Methods: As an ontology-driven information extraction system, KneeTex makes active use of an ontology to strongly guide and constrain text analysis. We used automatic term recognition to facilitate the development of a domain-specific ontology with sufficient detail and coverage for text mining applications. In combination with the ontology, high regularity of the sublanguage used in knee MRI reports allowed us to model its processing by a set of sophisticated lexico-semantic rules with minimal syntactic analysis. The main processing steps involve named entity recognition combined with coordination, enumeration, ambiguity and co-reference resolution, followed by text segmentation. Ontology-based semantic typing is then used to drive the template filling process.
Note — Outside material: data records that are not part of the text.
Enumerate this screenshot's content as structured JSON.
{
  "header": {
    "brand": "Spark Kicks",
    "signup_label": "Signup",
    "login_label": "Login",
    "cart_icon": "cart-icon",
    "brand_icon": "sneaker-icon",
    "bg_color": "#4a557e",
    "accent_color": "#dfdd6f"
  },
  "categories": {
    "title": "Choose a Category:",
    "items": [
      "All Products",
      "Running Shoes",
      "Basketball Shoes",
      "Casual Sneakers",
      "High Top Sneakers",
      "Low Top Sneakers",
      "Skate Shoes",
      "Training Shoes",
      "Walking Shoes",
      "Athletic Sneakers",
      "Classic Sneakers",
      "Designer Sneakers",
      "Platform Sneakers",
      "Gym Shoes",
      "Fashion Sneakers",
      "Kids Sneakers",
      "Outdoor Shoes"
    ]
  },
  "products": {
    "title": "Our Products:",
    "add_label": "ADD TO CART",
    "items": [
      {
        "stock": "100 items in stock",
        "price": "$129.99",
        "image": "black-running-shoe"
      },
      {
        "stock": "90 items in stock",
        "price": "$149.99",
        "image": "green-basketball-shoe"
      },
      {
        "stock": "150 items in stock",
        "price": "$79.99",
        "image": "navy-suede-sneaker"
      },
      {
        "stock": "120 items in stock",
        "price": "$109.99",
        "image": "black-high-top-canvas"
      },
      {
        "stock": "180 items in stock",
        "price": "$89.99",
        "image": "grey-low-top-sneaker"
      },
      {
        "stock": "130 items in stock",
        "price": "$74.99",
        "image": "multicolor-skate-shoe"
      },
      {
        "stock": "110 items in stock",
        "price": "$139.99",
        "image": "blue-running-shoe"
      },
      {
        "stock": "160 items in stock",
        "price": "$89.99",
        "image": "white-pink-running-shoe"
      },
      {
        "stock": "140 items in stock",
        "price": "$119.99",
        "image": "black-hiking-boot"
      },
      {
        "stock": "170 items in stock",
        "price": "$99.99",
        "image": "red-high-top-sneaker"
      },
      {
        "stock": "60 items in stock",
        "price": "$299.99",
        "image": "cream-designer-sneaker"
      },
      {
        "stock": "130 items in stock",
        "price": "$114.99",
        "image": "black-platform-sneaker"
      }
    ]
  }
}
Results: We adopted an existing ontology, TRAK (Taxonomy for RehAbilitation of Knee conditions), for use within KneeTex. The original TRAK ontology expanded from 1,292 concepts, 1,720 synonyms and 518 relationship instances to 1,621 concepts, 2,550 synonyms and 560 relationship instances. This provided KneeTex with a very fine-grained lexico-semantic knowledge base, which is highly attuned to the given sublanguage. Information extraction results were evaluated on a test set of 100 MRI reports. A gold standard consisted of 1,259 filled template records with the following slots: finding, finding qualifier, negation, certainty, anatomy and anatomy qualifier. KneeTex extracted information with precision of 98.00 %, recall of 97.63 % and F-measure of 97.81 %, the values of which are in line with human-like performance.

Conclusions: KneeTex is an open-source, stand-alone application for information extraction from narrative reports that describe an MRI scan of the knee. Given an MRI report as input, the system outputs the corresponding clinical findings in the form of JavaScript Object Notation objects. The extracted information is mapped onto TRAK, an ontology that formally models knowledge relevant for the rehabilitation of knee conditions. As a result, formally structured and coded information allows for complex searches to be conducted efficiently over the original MRI reports, thereby effectively supporting epidemiologic studies of knee conditions.

No MeSH data available.


Related in: MedlinePlus